— Exercise description —
Using the listing below, give the number of lines where "support" appears, and nothing else.

— Source data —
<<<<
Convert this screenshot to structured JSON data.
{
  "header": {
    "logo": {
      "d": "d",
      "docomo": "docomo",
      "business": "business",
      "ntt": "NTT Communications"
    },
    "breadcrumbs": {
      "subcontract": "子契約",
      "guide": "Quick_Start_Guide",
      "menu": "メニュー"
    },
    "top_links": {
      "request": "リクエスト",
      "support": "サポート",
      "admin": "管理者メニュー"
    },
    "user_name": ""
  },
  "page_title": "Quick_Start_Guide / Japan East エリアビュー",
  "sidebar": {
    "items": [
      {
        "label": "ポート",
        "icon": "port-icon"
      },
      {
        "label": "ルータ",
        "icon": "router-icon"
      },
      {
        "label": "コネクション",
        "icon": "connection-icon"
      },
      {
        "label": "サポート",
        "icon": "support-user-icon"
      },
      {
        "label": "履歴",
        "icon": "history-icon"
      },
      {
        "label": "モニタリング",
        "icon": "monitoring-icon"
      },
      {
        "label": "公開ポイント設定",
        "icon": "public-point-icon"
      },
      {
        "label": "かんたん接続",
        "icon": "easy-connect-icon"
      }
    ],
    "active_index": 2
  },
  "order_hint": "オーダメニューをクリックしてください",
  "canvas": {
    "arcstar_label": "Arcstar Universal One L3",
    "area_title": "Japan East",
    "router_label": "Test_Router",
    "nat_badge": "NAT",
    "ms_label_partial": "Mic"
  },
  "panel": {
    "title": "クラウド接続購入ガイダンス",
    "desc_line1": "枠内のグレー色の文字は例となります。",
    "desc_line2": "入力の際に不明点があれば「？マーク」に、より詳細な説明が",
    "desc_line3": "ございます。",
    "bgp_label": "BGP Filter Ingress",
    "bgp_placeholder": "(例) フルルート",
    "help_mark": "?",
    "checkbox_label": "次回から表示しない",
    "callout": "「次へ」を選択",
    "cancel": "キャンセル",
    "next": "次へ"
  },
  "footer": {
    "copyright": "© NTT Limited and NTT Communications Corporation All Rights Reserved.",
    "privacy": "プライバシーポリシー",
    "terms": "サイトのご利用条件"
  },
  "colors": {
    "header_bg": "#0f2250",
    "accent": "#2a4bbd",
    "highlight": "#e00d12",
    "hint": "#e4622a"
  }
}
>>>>
— Answer space —
2